Nevertheless, you get home and tell your friends and family that you “felt really good” all the way round, and “could have done 20 miles more” if you had more time.

  • Mike Galenkamp

    You didn’t get to the part where you upload and check Strava, analyse the life out of your ride, compare yourself to others and determine which segments to hit next time.

  • adrianoconnor

    Rincewind is spot on, but worth noting that British cyclists tend to work in a mixture of units, happily switching at random (and sometimes several times in one conversation) — for instance, we might talk about riding a 19 mph average when we’re planning a 120 KM ride, say, and then talk about the option of a cafe stop at 45 miles. Units are usually optional too, so you just have to judge based on context 🙂 I think it’s because we really want to work in metric, because it’s the cycling way, but imperial is just so ingrained.

  • Rincewind
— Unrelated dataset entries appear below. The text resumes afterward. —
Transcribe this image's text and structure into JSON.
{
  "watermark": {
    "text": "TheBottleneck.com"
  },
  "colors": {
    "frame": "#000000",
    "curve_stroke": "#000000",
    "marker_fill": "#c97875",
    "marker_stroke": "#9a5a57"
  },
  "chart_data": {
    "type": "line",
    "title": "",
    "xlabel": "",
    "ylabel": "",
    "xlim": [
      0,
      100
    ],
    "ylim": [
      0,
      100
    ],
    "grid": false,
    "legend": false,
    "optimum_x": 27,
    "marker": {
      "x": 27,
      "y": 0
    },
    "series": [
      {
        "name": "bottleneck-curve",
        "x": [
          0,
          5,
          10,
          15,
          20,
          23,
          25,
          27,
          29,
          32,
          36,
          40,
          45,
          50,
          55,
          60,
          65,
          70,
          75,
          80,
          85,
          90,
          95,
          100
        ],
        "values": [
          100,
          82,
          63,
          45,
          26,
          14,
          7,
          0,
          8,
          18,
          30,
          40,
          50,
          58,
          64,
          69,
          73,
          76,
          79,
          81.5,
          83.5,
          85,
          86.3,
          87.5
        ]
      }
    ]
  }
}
    Yep, we do miles for distance in the UK (all the road signs are in miles). We do a mash-up of metric and imperial measurements because we like to be awkward. Pints of milk, litres of fuel, degrees Celsius for temperature, kg for weights – unless you’re weighing yourself in which case you’ll probably use stones and pounds…. you get the idea! For what it’s worth, most of the people I cycle and run with use km, but that’s not a hard-and-fast rule. Anything vaguely scientific or engineering will use purely metric though, thankfully.

  • Kent

    I noticed your article ( funny one at that ) mentioned miles…I thought the UK adopted metric units? Is this normal over there? In Canada we have a mash up of both despite it officially being metric.